University of Redlands President Ralph W. Kuncl writes to the community in wake of Saturday’s shooting at Chabad of Poway Synagogue, where a graduating U of R student lost a close family friend. Here is the text of his April 29 memo.
I write with tears in my eyes.
This weekend was a time of great joy for our community, as more than 1,400 graduates walked across the stage of the Greek Theatre in a milestone moment in their lives and the life of the University. As we unite in times of celebration, we also necessarily come together in moments of tragedy.
On Saturday, a member of the Chabad of Poway Synagogue, Lori Gilbert-Kaye, was gunned down in worship. Less than 24 hours earlier she had joined us at the University of Redlands commencement ceremonies, where she had proudly watched a close friend’s daughter graduate from the College of Arts and Sciences (CAS).

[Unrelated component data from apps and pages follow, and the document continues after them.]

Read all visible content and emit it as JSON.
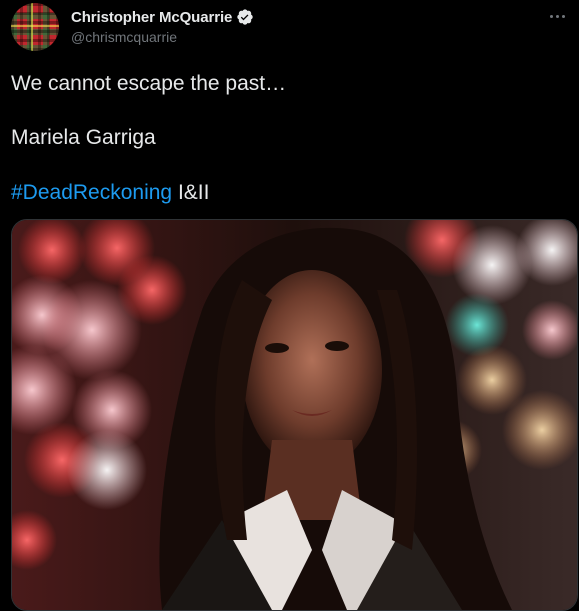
{
  "author": {
    "display_name": "Christopher McQuarrie",
    "handle": "@chrismcquarrie",
    "verified": true,
    "avatar_icon": "tartan-avatar"
  },
  "tweet": {
    "line1": "We cannot escape the past…",
    "line2": "Mariela Garriga",
    "hashtag": "#DeadReckoning",
    "line3_suffix": " I&II"
  },
  "media": {
    "type": "photo",
    "description_icon": "portrait-photo"
  },
  "colors": {
    "background": "#000000",
    "text": "#e7e9ea",
    "secondary": "#71767b",
    "link": "#1d9bf0",
    "verified": "#e7e9ea"
  }
}
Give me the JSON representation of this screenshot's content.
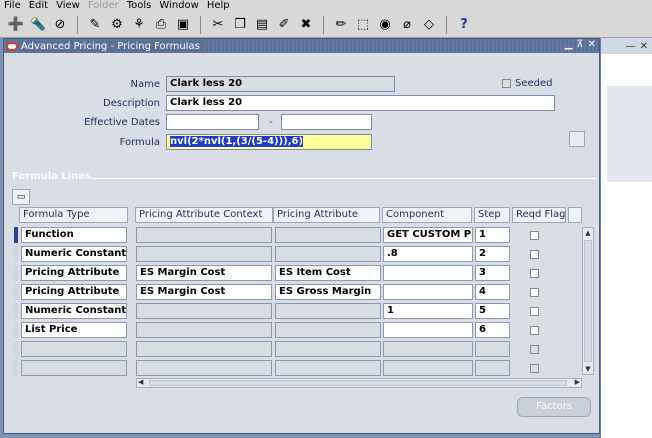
{
  "menu": [
    "File",
    "Edit",
    "View",
    "Folder",
    "Tools",
    "Window",
    "Help"
  ],
  "menu_disabled": [
    "Folder"
  ],
  "toolbar_icons": [
    "new-icon",
    "find-icon",
    "navigator-icon",
    "save-icon",
    "next-step-icon",
    "switch-responsibility-icon",
    "print-icon",
    "close-form-icon",
    "cut-icon",
    "copy-icon",
    "paste-icon",
    "clear-record-icon",
    "delete-record-icon",
    "edit-field-icon",
    "zoom-icon",
    "translations-icon",
    "attachments-icon",
    "folder-tools-icon",
    "help-icon"
  ],
  "window": {
    "title": "Advanced Pricing - Pricing Formulas"
  },
  "form": {
    "name_label": "Name",
    "name_value": "Clark less 20",
    "seeded_label": "Seeded",
    "description_label": "Description",
    "description_value": "Clark less 20",
    "effective_dates_label": "Effective Dates",
    "date_separator": "-",
    "formula_label": "Formula",
    "formula_value": "nvl(2*nvl(1,(3/(5-4))),6)"
  },
  "formula_lines": {
    "section_title": "Formula Lines",
    "columns": [
      "Formula Type",
      "Pricing Attribute Context",
      "Pricing Attribute",
      "Component",
      "Step",
      "Reqd Flag"
    ],
    "rows": [
      {
        "type": "Function",
        "context": "",
        "attribute": "",
        "component": "GET CUSTOM PRI",
        "step": "1",
        "reqd": false
      },
      {
        "type": "Numeric Constant",
        "context": "",
        "attribute": "",
        "component": ".8",
        "step": "2",
        "reqd": false
      },
      {
        "type": "Pricing Attribute",
        "context": "ES Margin Cost",
        "attribute": "ES Item Cost",
        "component": "",
        "step": "3",
        "reqd": false
      },
      {
        "type": "Pricing Attribute",
        "context": "ES Margin Cost",
        "attribute": "ES Gross Margin",
        "component": "",
        "step": "4",
        "reqd": false
      },
      {
        "type": "Numeric Constant",
        "context": "",
        "attribute": "",
        "component": "1",
        "step": "5",
        "reqd": false
      },
      {
        "type": "List Price",
        "context": "",
        "attribute": "",
        "component": "",
        "step": "6",
        "reqd": false
      }
    ],
    "empty_rows": 2
  },
  "buttons": {
    "factors": "Factors"
  }
}
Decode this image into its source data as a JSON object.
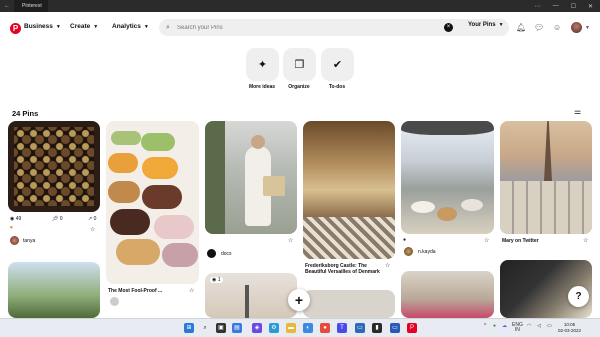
{
  "window": {
    "tab_title": "Pinterest",
    "back": "←",
    "min": "—",
    "max": "☐",
    "close": "✕",
    "menu": "⋯"
  },
  "nav": {
    "logo": "P",
    "business": "Business",
    "create": "Create",
    "analytics": "Analytics",
    "search_placeholder": "Search your Pins",
    "your_pins": "Your Pins",
    "chevron": "⌄"
  },
  "tools": [
    {
      "label": "More ideas",
      "icon": "✦"
    },
    {
      "label": "Organize",
      "icon": "❐"
    },
    {
      "label": "To-dos",
      "icon": "✔"
    }
  ],
  "pin_count": "24 Pins",
  "pins": {
    "chocolates": {
      "stat1": "49",
      "stat2": "0",
      "stat3": "0",
      "user": "tanya"
    },
    "macarons": {
      "title": "The Most Fool-Proof ..."
    },
    "lady": {
      "user": "docs"
    },
    "palace": {
      "title": "Frederiksborg Castle: The Beautiful Versailles of Denmark"
    },
    "cafe": {
      "user": "n.kayda"
    },
    "paris": {
      "title": "Mary on Twitter"
    },
    "eiffel2": {
      "stat": "1"
    }
  },
  "buttons": {
    "add": "+",
    "help": "?"
  },
  "taskbar": {
    "lang1": "ENG",
    "lang2": "IN",
    "time": "10:05",
    "date": "02-03-2022",
    "tray_arrow": "^"
  }
}
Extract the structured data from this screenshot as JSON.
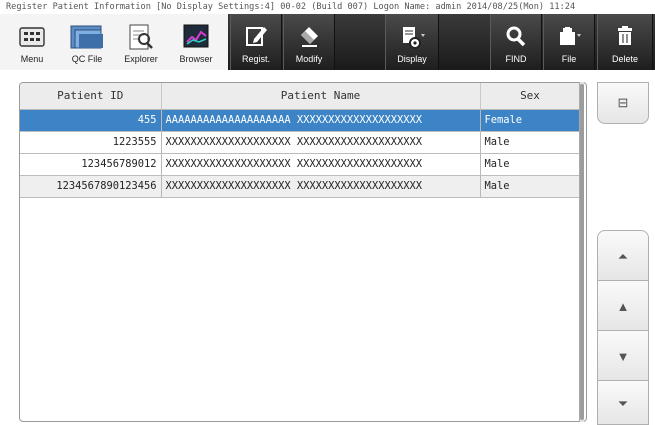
{
  "window": {
    "title": "Register Patient Information [No Display Settings:4] 00-02 (Build 007) Logon Name: admin  2014/08/25(Mon) 11:24"
  },
  "toolbar": {
    "menu_label": "Menu",
    "qcfile_label": "QC File",
    "explorer_label": "Explorer",
    "browser_label": "Browser",
    "regist_label": "Regist.",
    "modify_label": "Modify",
    "display_label": "Display",
    "find_label": "FIND",
    "file_label": "File",
    "delete_label": "Delete"
  },
  "table": {
    "columns": [
      "Patient ID",
      "Patient Name",
      "Sex"
    ],
    "rows": [
      {
        "id": "455",
        "name": "AAAAAAAAAAAAAAAAAAAA XXXXXXXXXXXXXXXXXXXX",
        "sex": "Female",
        "selected": true
      },
      {
        "id": "1223555",
        "name": "XXXXXXXXXXXXXXXXXXXX XXXXXXXXXXXXXXXXXXXX",
        "sex": "Male",
        "selected": false
      },
      {
        "id": "123456789012",
        "name": "XXXXXXXXXXXXXXXXXXXX XXXXXXXXXXXXXXXXXXXX",
        "sex": "Male",
        "selected": false
      },
      {
        "id": "1234567890123456",
        "name": "XXXXXXXXXXXXXXXXXXXX XXXXXXXXXXXXXXXXXXXX",
        "sex": "Male",
        "selected": false
      }
    ]
  },
  "side_buttons": {
    "details": "⊟",
    "first_page": "⏶",
    "prev": "▲",
    "next": "▼",
    "last_page": "⏷"
  },
  "colors": {
    "selection": "#3d84c6",
    "toolbar_dark": "#2a2a2a"
  }
}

Ironically, my message at Friday’s CAS ceremony underlined our shared experiences, as well as the need to create a more compassionate world in which we can connect despite our differences. I also acknowledged a graduating senior whose grandparents were killed at the Tree of Life Synagogue in Pittsburgh a mere six months ago.
In those same remarks, “spark,” the power to ignite the ineffable in others, emerged as another theme. That word illuminates Lori Gilbert-Kaye herself, who was known for acts of kindness that sparked deep appreciation in others. That appreciation continues, as Rabbi Yisroel Goldstein gives her credit for saving him by putting herself in front of the gunman. Acknowledging her generous nature, her friend Roneet Lev declares that, “Her death must bring goodness to the world.”

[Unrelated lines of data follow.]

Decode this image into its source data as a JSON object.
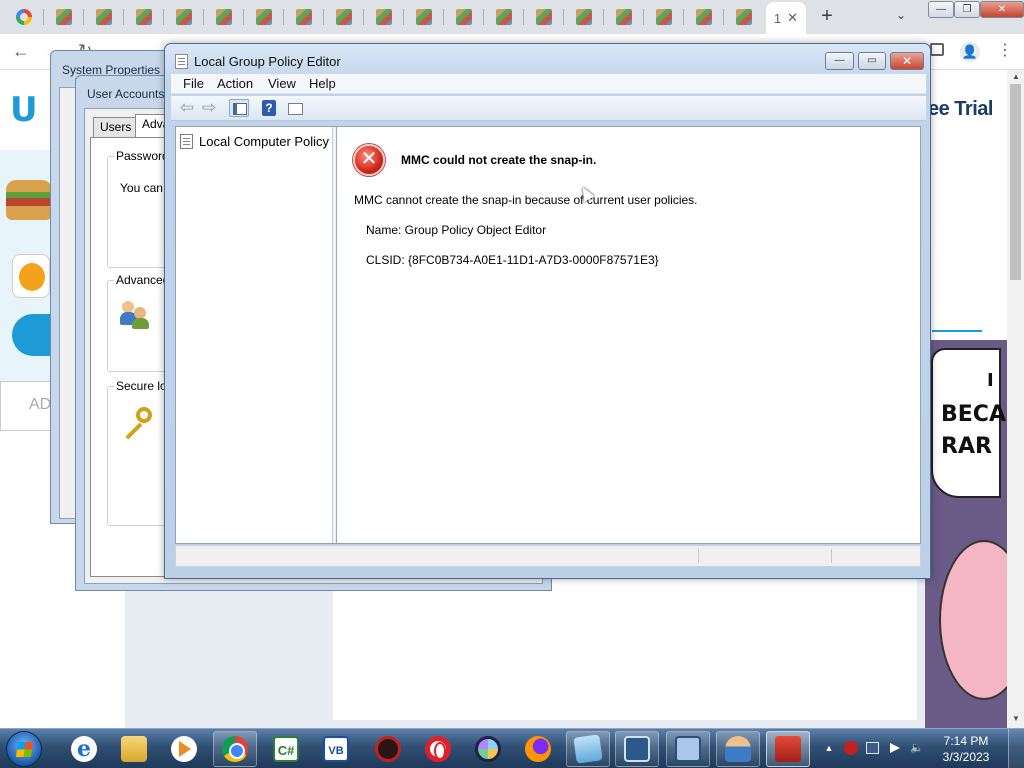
{
  "browser": {
    "active_tab_label": "1",
    "tab_close_glyph": "✕",
    "new_tab_glyph": "+",
    "tab_search_glyph": "⌄",
    "window_controls": {
      "minimize": "—",
      "maximize": "❐",
      "close": "✕"
    },
    "nav": {
      "back": "←",
      "forward": "→",
      "reload": "↻"
    },
    "menu_glyph": "⋮",
    "profile_glyph": "👤",
    "scroll_up": "▲",
    "scroll_down": "▼"
  },
  "website": {
    "header_text": "ee Trial",
    "ad_label": "AD",
    "comic_words": [
      "I",
      "BECA",
      "RAR"
    ]
  },
  "system_properties": {
    "title": "System Properties"
  },
  "user_accounts": {
    "title": "User Accounts",
    "tabs": [
      {
        "label": "Users"
      },
      {
        "label": "Adva"
      }
    ],
    "groups": [
      {
        "title": "Password",
        "text": "You can"
      },
      {
        "title": "Advanced"
      },
      {
        "title": "Secure log"
      }
    ]
  },
  "gpe": {
    "title": "Local Group Policy Editor",
    "controls": {
      "minimize": "—",
      "maximize": "▭",
      "close": "✕"
    },
    "menu": [
      {
        "label": "File"
      },
      {
        "label": "Action"
      },
      {
        "label": "View"
      },
      {
        "label": "Help"
      }
    ],
    "toolbar": {
      "back": "⇦",
      "forward": "⇨",
      "help": "?"
    },
    "tree": {
      "root_label": "Local Computer Policy"
    },
    "error": {
      "icon_glyph": "✕",
      "title": "MMC could not create the snap-in.",
      "message": "MMC cannot create the snap-in because of current user policies.",
      "name_line": "Name: Group Policy Object Editor",
      "clsid_line": "CLSID: {8FC0B734-A0E1-11D1-A7D3-0000F87571E3}"
    }
  },
  "taskbar": {
    "apps": [
      {
        "name": "internet-explorer",
        "glyph": "e"
      },
      {
        "name": "windows-explorer",
        "glyph": ""
      },
      {
        "name": "media-player",
        "glyph": ""
      },
      {
        "name": "chrome",
        "glyph": ""
      },
      {
        "name": "csharp-ide",
        "glyph": "C#"
      },
      {
        "name": "vb-ide",
        "glyph": "VB"
      },
      {
        "name": "antivirus",
        "glyph": ""
      },
      {
        "name": "opera",
        "glyph": ""
      },
      {
        "name": "brave",
        "glyph": ""
      },
      {
        "name": "firefox",
        "glyph": ""
      },
      {
        "name": "notepad",
        "glyph": ""
      },
      {
        "name": "network-center",
        "glyph": ""
      },
      {
        "name": "system-monitor",
        "glyph": ""
      },
      {
        "name": "user-accounts",
        "glyph": ""
      },
      {
        "name": "toolbox",
        "glyph": ""
      }
    ],
    "tray": {
      "expand": "▲",
      "volume": "🔈"
    },
    "clock": {
      "time": "7:14 PM",
      "date": "3/3/2023"
    }
  }
}
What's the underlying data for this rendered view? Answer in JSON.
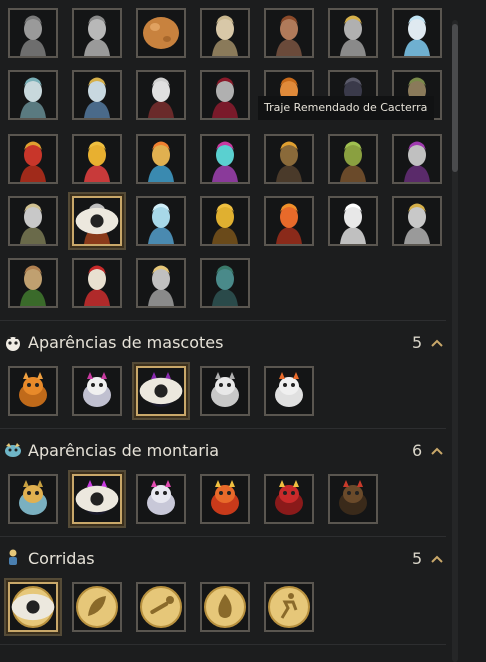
{
  "tooltip": {
    "text": "Traje Remendado de Cacterra"
  },
  "sections": [
    {
      "title": "Aparências de mascotes",
      "count": "5"
    },
    {
      "title": "Aparências de montaria",
      "count": "6"
    },
    {
      "title": "Corridas",
      "count": "5"
    }
  ],
  "colors": {
    "accent_gold": "#c9a86a",
    "slot_border": "#5a5650",
    "background": "#1c1d1e",
    "badge_gold": "#e6c779"
  },
  "icons": {
    "costume": "character-portrait-icon",
    "pet": "pet-icon",
    "mount": "mount-icon",
    "race": "race-emblem-icon",
    "visibility": "eye-icon"
  }
}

It is up to us to bring that goodness to pass. We must strengthen our resolve to resist the rising tide of intolerance, hate, and anti-Semitism. We must stand up against hate crimes and speak out against the hate speech that often precedes it. We must courageously confront the senseless deaths in the epidemic of gun crimes in America, where even houses of worship consider their need for armed guards.
In coming together, people of conscience can begin to make a difference. I, for one, am more than ready for something different. Chaplain John Walsh invites members of the community to this afternoon’s Monday Prayers for Peace at 4 p.m. at the Labyrinth at Memorial Chapel. A peace candle will be lit at 4:05 p.m.

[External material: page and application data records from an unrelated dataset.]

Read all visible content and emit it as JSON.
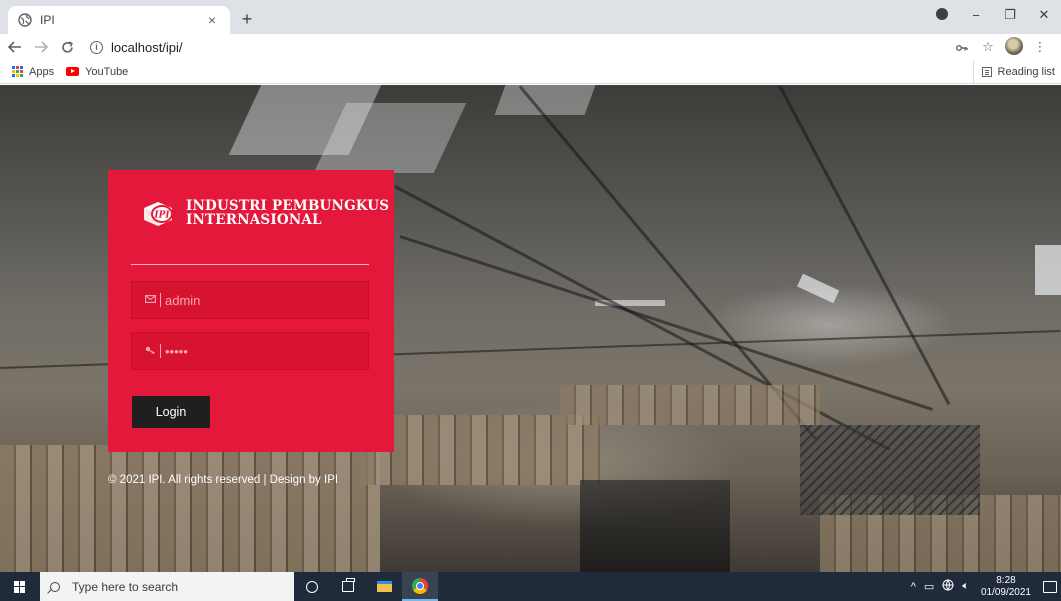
{
  "browser": {
    "tab_title": "IPI",
    "tab_close": "×",
    "new_tab": "+",
    "url": "localhost/ipi/",
    "bookmarks": [
      {
        "label": "Apps",
        "icon": "apps-grid-icon"
      },
      {
        "label": "YouTube",
        "icon": "youtube-icon"
      }
    ],
    "reading_list": "Reading list",
    "window_controls": {
      "minimize": "−",
      "maximize": "❐",
      "close": "✕"
    }
  },
  "login": {
    "brand_line1": "INDUSTRI PEMBUNGKUS",
    "brand_line2": "INTERNASIONAL",
    "logo_text": "IPI",
    "email_value": "admin",
    "password_value": "•••••",
    "login_label": "Login",
    "copyright": "© 2021 IPI. All rights reserved | Design by IPI"
  },
  "taskbar": {
    "search_placeholder": "Type here to search",
    "time": "8:28",
    "date": "01/09/2021"
  },
  "colors": {
    "card_red": "#e3183a",
    "button_dark": "#1f1f1f",
    "taskbar": "#1f2a3a"
  }
}
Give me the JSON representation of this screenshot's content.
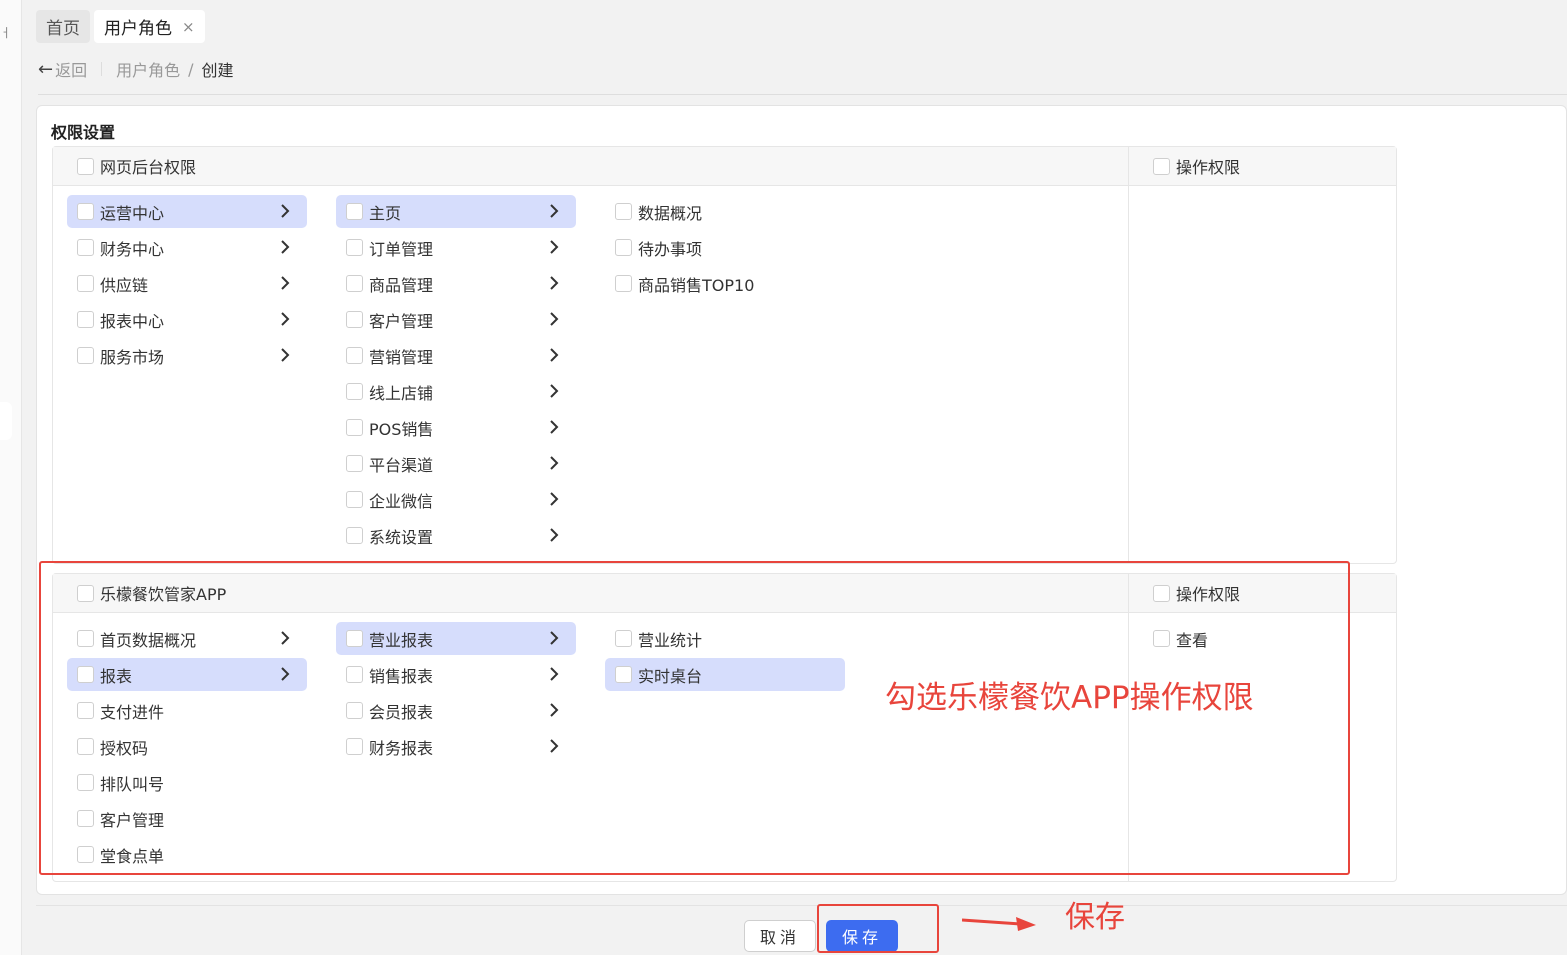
{
  "tabs": [
    {
      "label": "首页"
    },
    {
      "label": "用户角色",
      "close": "×"
    }
  ],
  "breadcrumb": {
    "back": "返回",
    "parent": "用户角色",
    "separator": "/",
    "current": "创建"
  },
  "section_title": "权限设置",
  "web_panel": {
    "header": "网页后台权限",
    "ops_header": "操作权限",
    "col1": [
      "运营中心",
      "财务中心",
      "供应链",
      "报表中心",
      "服务市场"
    ],
    "col2": [
      "主页",
      "订单管理",
      "商品管理",
      "客户管理",
      "营销管理",
      "线上店铺",
      "POS销售",
      "平台渠道",
      "企业微信",
      "系统设置"
    ],
    "col3": [
      "数据概况",
      "待办事项",
      "商品销售TOP10"
    ]
  },
  "app_panel": {
    "header": "乐檬餐饮管家APP",
    "ops_header": "操作权限",
    "col1": [
      "首页数据概况",
      "报表",
      "支付进件",
      "授权码",
      "排队叫号",
      "客户管理",
      "堂食点单"
    ],
    "col2": [
      "营业报表",
      "销售报表",
      "会员报表",
      "财务报表"
    ],
    "col3": [
      "营业统计",
      "实时桌台"
    ],
    "ops": [
      "查看"
    ]
  },
  "annotations": {
    "app_note": "勾选乐檬餐饮APP操作权限",
    "save_note": "保存"
  },
  "buttons": {
    "cancel": "取消",
    "save": "保存"
  },
  "colors": {
    "selected_bg": "#d6ddfc",
    "primary": "#3d6cf0",
    "annotation_red": "#e8453c"
  }
}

As always, I encourage you to seek support if feelings become a burden that requires extra help. Counselors can be reached 24/7 by calling 909-748-8960, or you may make an appointment at the Counseling Center on the Redlands campus by calling 909-748-8108; the Center is open 8 a.m. to 5 p.m., Monday through Friday.
On behalf of our community, to our student, to those injured, and to all of those affected by this heinous act of violence, I send our heartfelt condolences and reiterate our determination to bring goodness to the world.